The 38 series, and I trust others too, used a welded steel collector that was galvanized. This device was placed on the outboard side of the hull where it was fed by two water cooled exhaust hoses coming from the V8 motor exhaust risers. From the collector, the pipe increased to 4-1/2" diameter on the 427 equipped boats, and that large hose ran to the muffler, and then was routed to the exhaust port under the foil near the waterline.
A while back I experienced a failure of one of my collectors, and I discovered it was badly rusted. Here is what that collector looks like
Here is that same collector again, after it was wrestled out of the boat. You can see how rotten the iron was! The copper collector was used to replace the original system during a major conversion I did.
Bruce Martin, one of our Forum V.I.Ps sent in the following photos, having just experienced the same failure on his freshwater boat. Mine was a freshwater boat too. It looks like 40 years is all we can expect out of this particular part in fresh water. In salt, it would have been gone long ago, and I suspect the copper exhaust system was what CC used if they knew the boat was heading for salt water.
Here is a close up of what Bruce encountered !
Here is the same image, not so enlarged this time.

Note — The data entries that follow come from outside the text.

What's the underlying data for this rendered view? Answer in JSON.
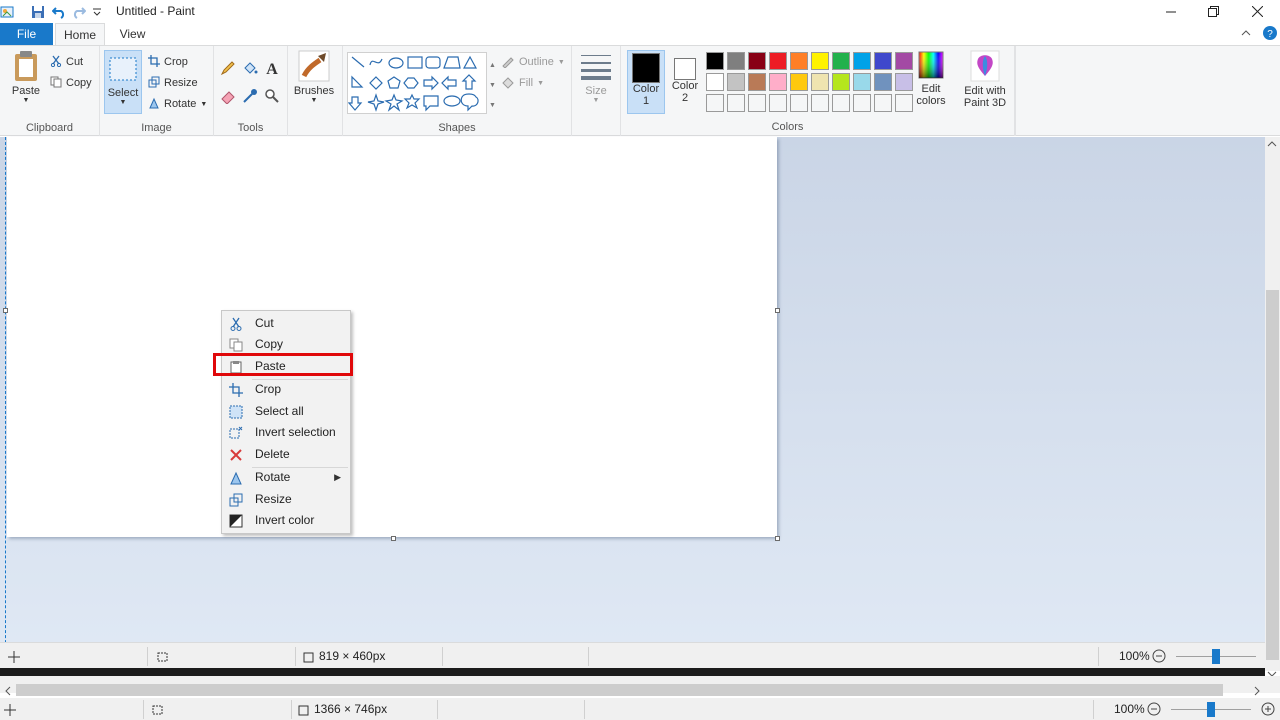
{
  "window": {
    "title": "Untitled - Paint",
    "minimize_icon": "minimize-icon",
    "maximize_icon": "restore-icon",
    "close_icon": "close-icon"
  },
  "tabs": [
    {
      "label": "File"
    },
    {
      "label": "Home"
    },
    {
      "label": "View"
    }
  ],
  "ribbon": {
    "clipboard": {
      "label": "Clipboard",
      "paste": "Paste",
      "cut": "Cut",
      "copy": "Copy"
    },
    "image": {
      "label": "Image",
      "select": "Select",
      "crop": "Crop",
      "resize": "Resize",
      "rotate": "Rotate"
    },
    "tools": {
      "label": "Tools"
    },
    "brushes": {
      "label": "Brushes"
    },
    "shapes": {
      "label": "Shapes",
      "outline": "Outline",
      "fill": "Fill"
    },
    "size": {
      "label": "Size"
    },
    "colors": {
      "label": "Colors",
      "color1": "Color 1",
      "color1_a": "Color",
      "color1_b": "1",
      "color2_a": "Color",
      "color2_b": "2",
      "edit_colors_a": "Edit",
      "edit_colors_b": "colors",
      "paint3d_a": "Edit with",
      "paint3d_b": "Paint 3D",
      "palette_row1": [
        "#000000",
        "#7f7f7f",
        "#880015",
        "#ed1c24",
        "#ff7f27",
        "#fff200",
        "#22b14c",
        "#00a2e8",
        "#3f48cc",
        "#a349a4"
      ],
      "palette_row2": [
        "#ffffff",
        "#c3c3c3",
        "#b97a57",
        "#ffaec9",
        "#ffc90e",
        "#efe4b0",
        "#b5e61d",
        "#99d9ea",
        "#7092be",
        "#c8bfe7"
      ]
    }
  },
  "context_menu": {
    "items": [
      {
        "label": "Cut",
        "icon": "scissors-icon"
      },
      {
        "label": "Copy",
        "icon": "copy-icon"
      },
      {
        "label": "Paste",
        "icon": "paste-icon"
      },
      {
        "label": "Crop",
        "icon": "crop-icon"
      },
      {
        "label": "Select all",
        "icon": "select-all-icon"
      },
      {
        "label": "Invert selection",
        "icon": "invert-selection-icon"
      },
      {
        "label": "Delete",
        "icon": "delete-icon"
      },
      {
        "label": "Rotate",
        "icon": "rotate-icon"
      },
      {
        "label": "Resize",
        "icon": "resize-icon"
      },
      {
        "label": "Invert color",
        "icon": "invert-color-icon"
      }
    ]
  },
  "status_inner": {
    "dimensions": "819 × 460px",
    "zoom": "100%"
  },
  "status_outer": {
    "dimensions": "1366 × 746px",
    "zoom": "100%"
  },
  "colors": {
    "accent": "#1979ca",
    "highlight": "#e0080a"
  }
}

Here is another view, and I want everyone to see the note Bruce added. This is very good info, because carbon monoxide can, indeed, kill. Therefore if any of you guys are still running the iron collectors, beware, their life span is around 40 years or less.
Thanks for the photos Bruce, and for the precautionary notice! You never know when a safety tip like this is going to help someone, and that's the reason for sharing this info!

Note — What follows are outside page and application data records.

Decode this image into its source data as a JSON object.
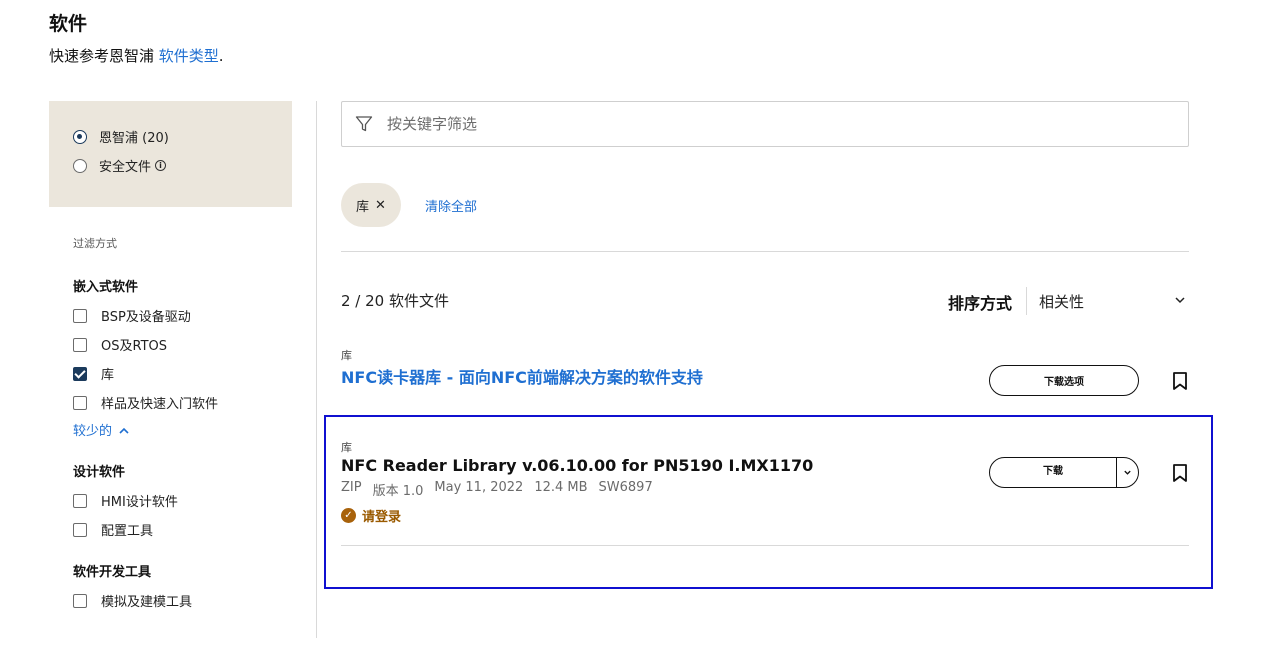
{
  "header": {
    "title": "软件",
    "subtitle_prefix": "快速参考恩智浦 ",
    "subtitle_link": "软件类型",
    "subtitle_suffix": "."
  },
  "source_filter": [
    {
      "label": "恩智浦 (20)",
      "checked": true
    },
    {
      "label": "安全文件",
      "checked": false,
      "info": "i"
    }
  ],
  "sidebar": {
    "filter_by": "过滤方式",
    "groups": [
      {
        "title": "嵌入式软件",
        "items": [
          {
            "label": "BSP及设备驱动",
            "checked": false
          },
          {
            "label": "OS及RTOS",
            "checked": false
          },
          {
            "label": "库",
            "checked": true
          },
          {
            "label": "样品及快速入门软件",
            "checked": false
          }
        ],
        "less": "较少的"
      },
      {
        "title": "设计软件",
        "items": [
          {
            "label": "HMI设计软件",
            "checked": false
          },
          {
            "label": "配置工具",
            "checked": false
          }
        ]
      },
      {
        "title": "软件开发工具",
        "items": [
          {
            "label": "模拟及建模工具",
            "checked": false
          }
        ]
      }
    ]
  },
  "search": {
    "placeholder": "按关键字筛选"
  },
  "active_filters": {
    "chip": "库",
    "clear_all": "清除全部"
  },
  "results": {
    "count": "2 / 20 软件文件",
    "sort_label": "排序方式",
    "sort_value": "相关性",
    "items": [
      {
        "type": "库",
        "title": "NFC读卡器库 - 面向NFC前端解决方案的软件支持",
        "button": "下载选项"
      },
      {
        "type": "库",
        "title": "NFC Reader Library v.06.10.00 for PN5190 I.MX1170",
        "meta": [
          "ZIP",
          "版本 1.0",
          "May 11, 2022",
          "12.4 MB",
          "SW6897"
        ],
        "login": "请登录",
        "button": "下载"
      }
    ]
  },
  "colors": {
    "accent": "#1f6fd1",
    "sidebar_bg": "#ebe6dc",
    "highlight": "#1010d0",
    "login": "#9a5a00"
  }
}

FXA 38 3004 R
The photo above was the "Photo of the Day" on Good Friday and on Saturday before Easter, 2007. Thanks to Bruce Martin for drawing attention to the carbon monoxide dangers and for sending in the photos. The following text was listed along with the photo, and it is repeated here as a reference:
"Old steel collectors did their job well for 35+ years, but that seems to be their service life in fresh water. As a result, they represent a very real danger due to carbon monoxide poisoning. Even a small hole can admit the odorless gas, which over time will build up in the human body and eventually make a person drowsy, which can lead to a fatality.
Several of us have changed out our old galvanized steel collectors, and once theyíre out you can really see how the ravages of time, heat, and water have eroded the metal. The drain hole on the bottom, put there for wintertime drain-down, seems to be a prime location for the rust to begin. Normal use will rub through the galvanized surface, and once itís gone then it is only a matter of time before rust totally takes over. Any other flaws in the galvanized surface on the inside of the collector will also lead to a rust hole.
The photo above shows a collector recently removed from Bruce Martinís 1967 38 Commander. The one I took off my 1966 Commander looked very similar. When these fail, youíll get water in the bilge, but bilge pumps will automatically take this out and you may not notice the problem. The engine compartment is sealed, and the water on the bottom of the pipe will contain a lot of noise too, but some degree of exhaust fumes will also get through, and this is where the danger is. I didnít notice my collector had eroded until one day I shut off the motor and heard what sounded like a faucet running. I opened the hatch and sure enough, water was draining out of my exhaust system from a hole in the collector."